◆ **YOUR OBJECTIVE**: From the records below, please return each line that holds the word "more".
[Opening SOURCE MATERIAL section]
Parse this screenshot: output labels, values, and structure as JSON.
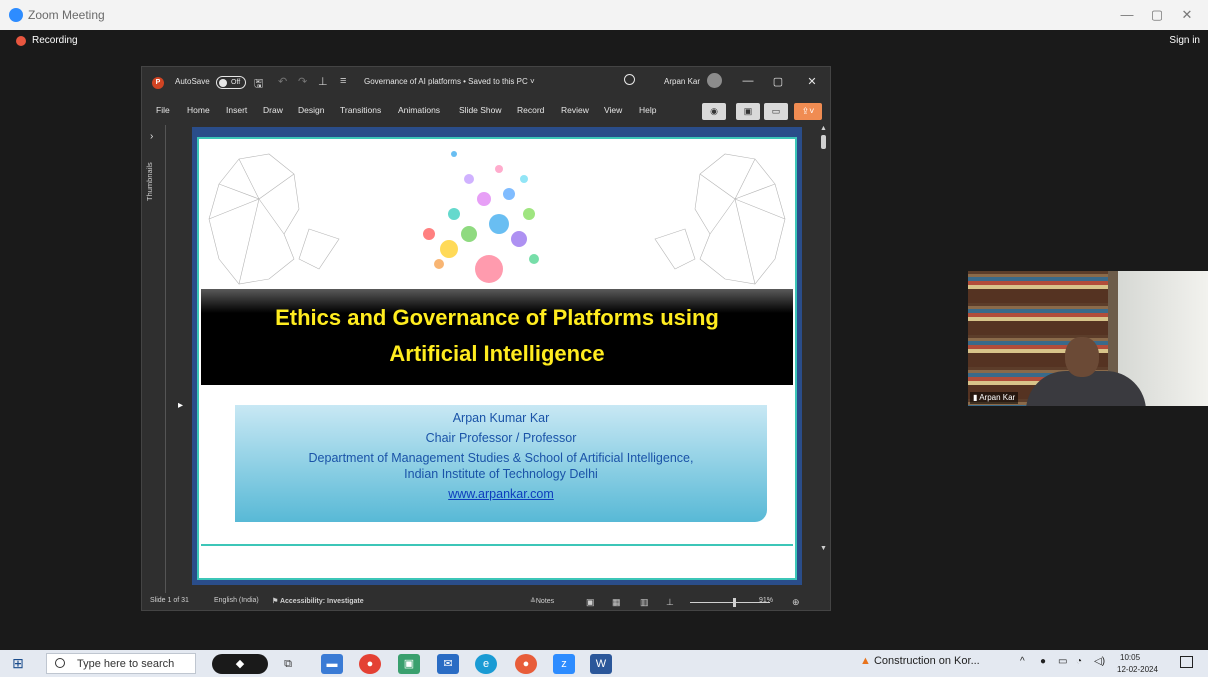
{
  "zoom": {
    "window_title": "Zoom Meeting",
    "recording_label": "Recording",
    "sign_in_label": "Sign in",
    "window_controls": [
      "—",
      "▢",
      "✕"
    ]
  },
  "ppt": {
    "autosave_label": "AutoSave",
    "autosave_state": "Off",
    "doc_title": "Governance of AI platforms • Saved to this PC ˅",
    "user_name": "Arpan Kar",
    "ribbon_tabs": [
      "File",
      "Home",
      "Insert",
      "Draw",
      "Design",
      "Transitions",
      "Animations",
      "Slide Show",
      "Record",
      "Review",
      "View",
      "Help"
    ],
    "thumbnails_label": "Thumbnails",
    "status": {
      "slide_of": "Slide 1 of 31",
      "language": "English (India)",
      "accessibility": "Accessibility: Investigate",
      "notes": "Notes",
      "zoom_level": "91%"
    }
  },
  "slide": {
    "title_line1": "Ethics and Governance of Platforms using",
    "title_line2": "Artificial Intelligence",
    "author_name": "Arpan Kumar Kar",
    "author_role": "Chair Professor / Professor",
    "author_dept": "Department of Management Studies & School of Artificial Intelligence,",
    "author_institute": "Indian Institute of Technology Delhi",
    "author_website": "www.arpankar.com"
  },
  "video": {
    "participant_name": "Arpan Kar"
  },
  "taskbar": {
    "search_placeholder": "Type here to search",
    "notification_text": "Construction on Kor...",
    "time": "10:05",
    "date": "12-02-2024"
  },
  "colors": {
    "slide_title": "#ffec1f",
    "slide_border": "#3cc6b8",
    "author_text": "#1a53a8"
  }
}
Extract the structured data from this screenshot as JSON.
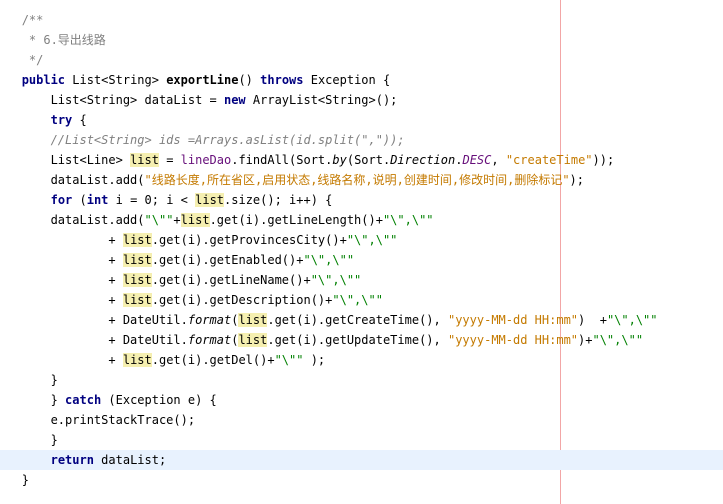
{
  "code_lines": [
    "/**",
    " * 6.导出线路",
    " */",
    "public List<String> exportLine() throws Exception {",
    "    List<String> dataList = new ArrayList<String>();",
    "    try {",
    "    //List<String> ids =Arrays.asList(id.split(\",\"));",
    "    List<Line> list = lineDao.findAll(Sort.by(Sort.Direction.DESC, \"createTime\"));",
    "    dataList.add(\"线路长度,所在省区,启用状态,线路名称,说明,创建时间,修改时间,删除标记\");",
    "    for (int i = 0; i < list.size(); i++) {",
    "    dataList.add(\"\\\"\"+list.get(i).getLineLength()+\"\\\",\\\"\"",
    "            + list.get(i).getProvincesCity()+\"\\\",\\\"\"",
    "            + list.get(i).getEnabled()+\"\\\",\\\"\"",
    "            + list.get(i).getLineName()+\"\\\",\\\"\"",
    "            + list.get(i).getDescription()+\"\\\",\\\"\"",
    "            + DateUtil.format(list.get(i).getCreateTime(), \"yyyy-MM-dd HH:mm\")  +\"\\\",\\\"\"",
    "            + DateUtil.format(list.get(i).getUpdateTime(), \"yyyy-MM-dd HH:mm\")+\"\\\",\\\"\"",
    "            + list.get(i).getDel()+\"\\\"\" );",
    "    }",
    "    } catch (Exception e) {",
    "    e.printStackTrace();",
    "    }",
    "    return dataList;",
    "}"
  ],
  "editor": {
    "current_line_index": 22,
    "colors": {
      "background": "#ffffff",
      "keyword": "#000080",
      "comment": "#808080",
      "string": "#008000",
      "usage_highlight": "#f5efb0",
      "current_line": "#e8f2fe",
      "right_margin": "#f2a6a6"
    }
  }
}
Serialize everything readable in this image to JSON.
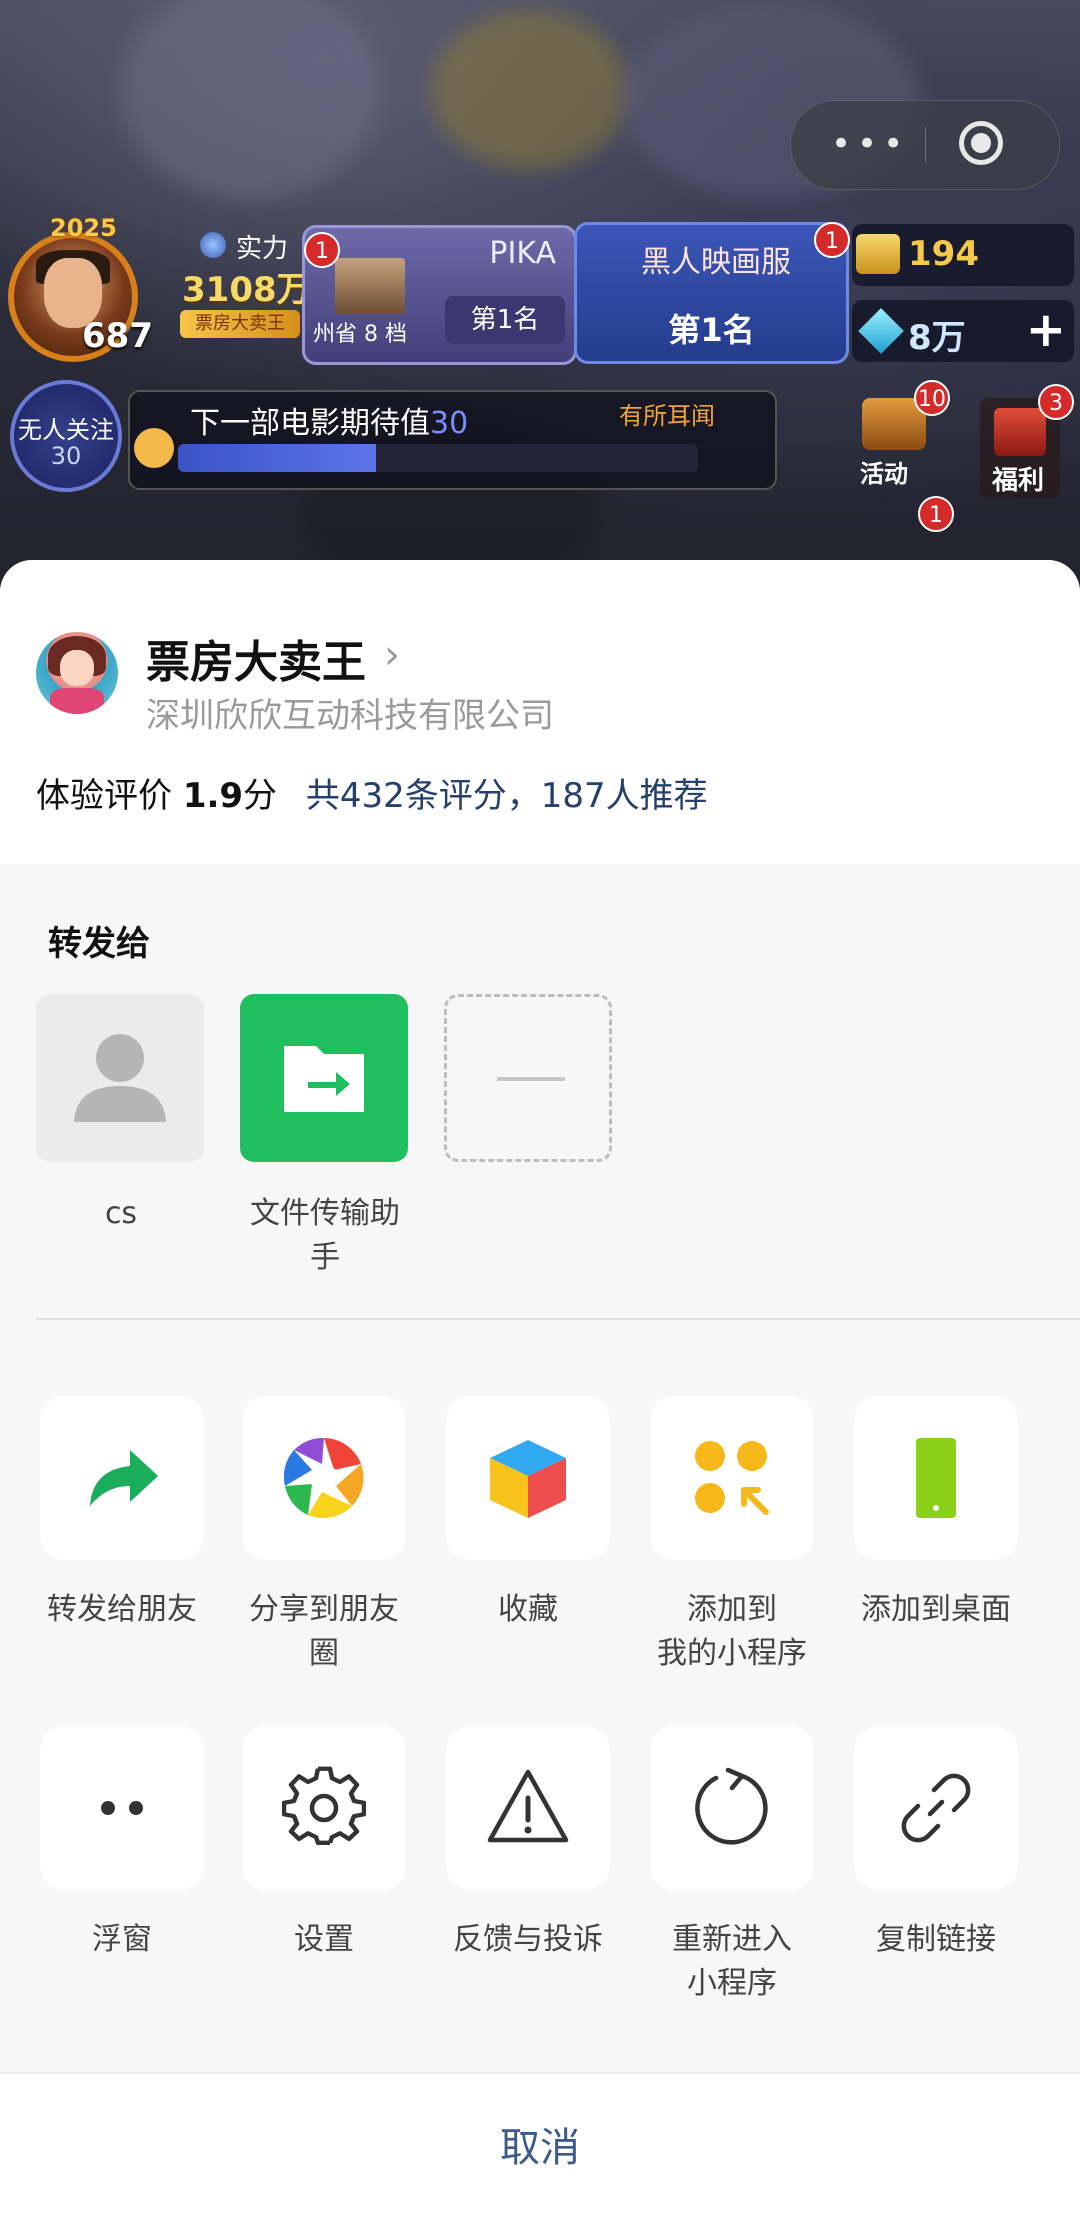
{
  "game": {
    "year_badge": "2025",
    "player_level": "687",
    "power_label": "实力",
    "power_value": "3108万",
    "title_tag": "票房大卖王",
    "card_pika": {
      "name": "PIKA",
      "location": "州省 8 档",
      "rank": "第1名",
      "notify": "1"
    },
    "card_black": {
      "name": "黑人映画服",
      "rank": "第1名",
      "notify": "1"
    },
    "coins": "194",
    "gems": "8万",
    "gems_add": "+",
    "follow_label": "无人关注",
    "follow_count": "30",
    "expect_label": "下一部电影期待值",
    "expect_value": "30",
    "expect_hint": "有所耳闻",
    "expect_progress": 0.38,
    "activity_label": "活动",
    "activity_count": "10",
    "welfare_label": "福利",
    "welfare_count": "3",
    "extra_count": "1"
  },
  "capsule": {
    "more_icon": "more-dots-icon",
    "close_icon": "target-icon"
  },
  "sheet": {
    "app_name": "票房大卖王",
    "company": "深圳欣欣互动科技有限公司",
    "rating_prefix": "体验评价",
    "rating_score": "1.9",
    "rating_unit": "分",
    "rating_summary": "共432条评分，187人推荐",
    "share_title": "转发给",
    "contacts": [
      {
        "label": "cs",
        "icon": "person-icon"
      },
      {
        "label": "文件传输助手",
        "icon": "file-transfer-icon"
      },
      {
        "label": "",
        "icon": "more-contacts-icon"
      }
    ],
    "actions_row1": [
      {
        "label": "转发给朋友",
        "icon": "forward-arrow-icon"
      },
      {
        "label": "分享到朋友圈",
        "icon": "moments-aperture-icon"
      },
      {
        "label": "收藏",
        "icon": "favorites-cube-icon"
      },
      {
        "label": "添加到\n我的小程序",
        "icon": "add-to-my-miniprogram-icon"
      },
      {
        "label": "添加到桌面",
        "icon": "add-to-desktop-icon"
      }
    ],
    "actions_row2": [
      {
        "label": "浮窗",
        "icon": "floating-window-icon"
      },
      {
        "label": "设置",
        "icon": "gear-icon"
      },
      {
        "label": "反馈与投诉",
        "icon": "warning-icon"
      },
      {
        "label": "重新进入\n小程序",
        "icon": "reload-icon"
      },
      {
        "label": "复制链接",
        "icon": "link-icon"
      }
    ],
    "cancel_label": "取消"
  },
  "colors": {
    "accent_green": "#1fbe5f",
    "link_blue": "#26406e",
    "cancel_blue": "#3c5a8c"
  }
}
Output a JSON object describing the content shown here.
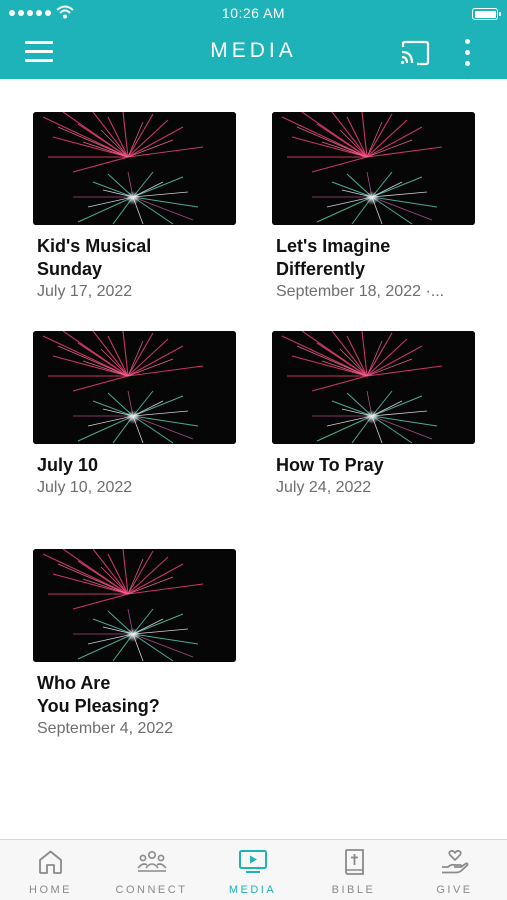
{
  "status_bar": {
    "time": "10:26 AM"
  },
  "header": {
    "title": "MEDIA",
    "icons": [
      "menu-icon",
      "cast-icon",
      "more-vertical-icon"
    ]
  },
  "colors": {
    "accent": "#1db3b8",
    "tab_inactive": "#8a8a8a",
    "date_text": "#6e6e6e"
  },
  "media": {
    "items": [
      {
        "title": "Kid's Musical\nSunday",
        "date": "July 17, 2022"
      },
      {
        "title": "Let's Imagine\nDifferently",
        "date": "September 18, 2022 ·..."
      },
      {
        "title": "July 10",
        "date": "July 10, 2022"
      },
      {
        "title": "How To Pray",
        "date": "July 24, 2022"
      },
      {
        "title": "Who Are\nYou Pleasing?",
        "date": "September 4, 2022"
      }
    ]
  },
  "tabbar": {
    "tabs": [
      {
        "label": "HOME",
        "icon": "home-icon",
        "active": false
      },
      {
        "label": "CONNECT",
        "icon": "people-icon",
        "active": false
      },
      {
        "label": "MEDIA",
        "icon": "media-play-icon",
        "active": true
      },
      {
        "label": "BIBLE",
        "icon": "bible-icon",
        "active": false
      },
      {
        "label": "GIVE",
        "icon": "give-hand-icon",
        "active": false
      }
    ]
  }
}
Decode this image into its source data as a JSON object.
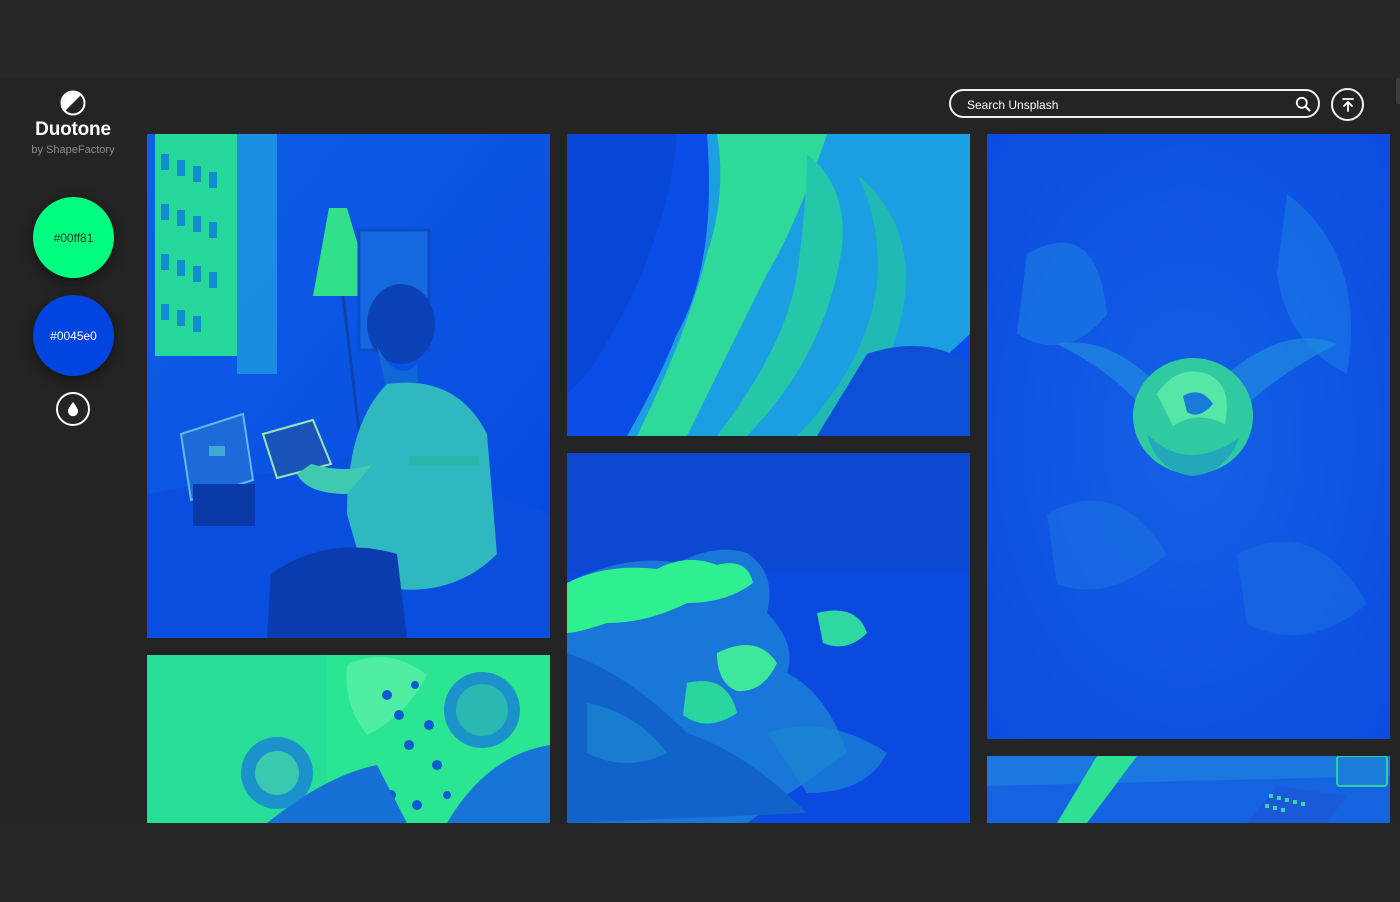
{
  "app": {
    "title": "Duotone",
    "subtitle": "by ShapeFactory"
  },
  "colors": {
    "light": "#00ff81",
    "dark": "#0045e0",
    "background": "#262626"
  },
  "swatches": [
    {
      "label": "#00ff81",
      "color": "#00ff81"
    },
    {
      "label": "#0045e0",
      "color": "#0045e0"
    }
  ],
  "search": {
    "placeholder": "Search Unsplash"
  },
  "icons": {
    "logo": "half-circle-logo-icon",
    "drop": "color-drop-icon",
    "search": "search-icon",
    "scroll_top": "arrow-to-top-icon"
  },
  "photos": [
    {
      "subject": "man-with-laptop"
    },
    {
      "subject": "canyon"
    },
    {
      "subject": "flower-bud"
    },
    {
      "subject": "waves-on-rocks"
    },
    {
      "subject": "flowers-bouquet"
    },
    {
      "subject": "desk"
    }
  ]
}
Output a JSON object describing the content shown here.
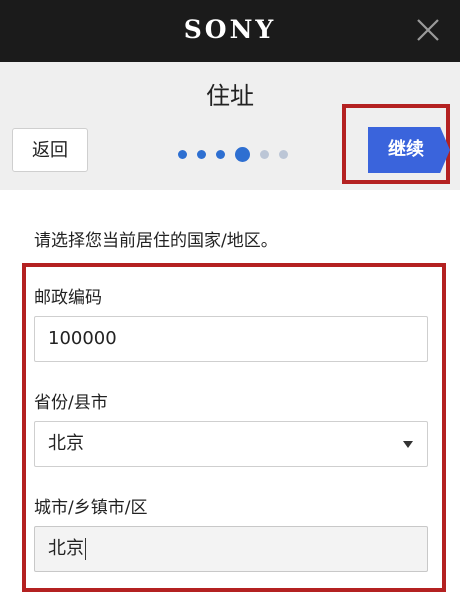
{
  "topbar": {
    "logo": "SONY",
    "close_icon": "close-icon"
  },
  "header": {
    "title": "住址",
    "back_label": "返回",
    "continue_label": "继续"
  },
  "progress": {
    "total_steps": 6,
    "current_step": 4
  },
  "form": {
    "instruction": "请选择您当前居住的国家/地区。",
    "postal_label": "邮政编码",
    "postal_value": "100000",
    "province_label": "省份/县市",
    "province_value": "北京",
    "city_label": "城市/乡镇市/区",
    "city_value": "北京"
  },
  "colors": {
    "accent": "#3a64dc",
    "highlight": "#b42121",
    "topbar": "#1b1b1b"
  }
}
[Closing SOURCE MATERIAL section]
◆ **REPLY**:
    "more_icon": "more-dots-icon",
        "icon": "more-contacts-icon"
      "more-vertical-icon"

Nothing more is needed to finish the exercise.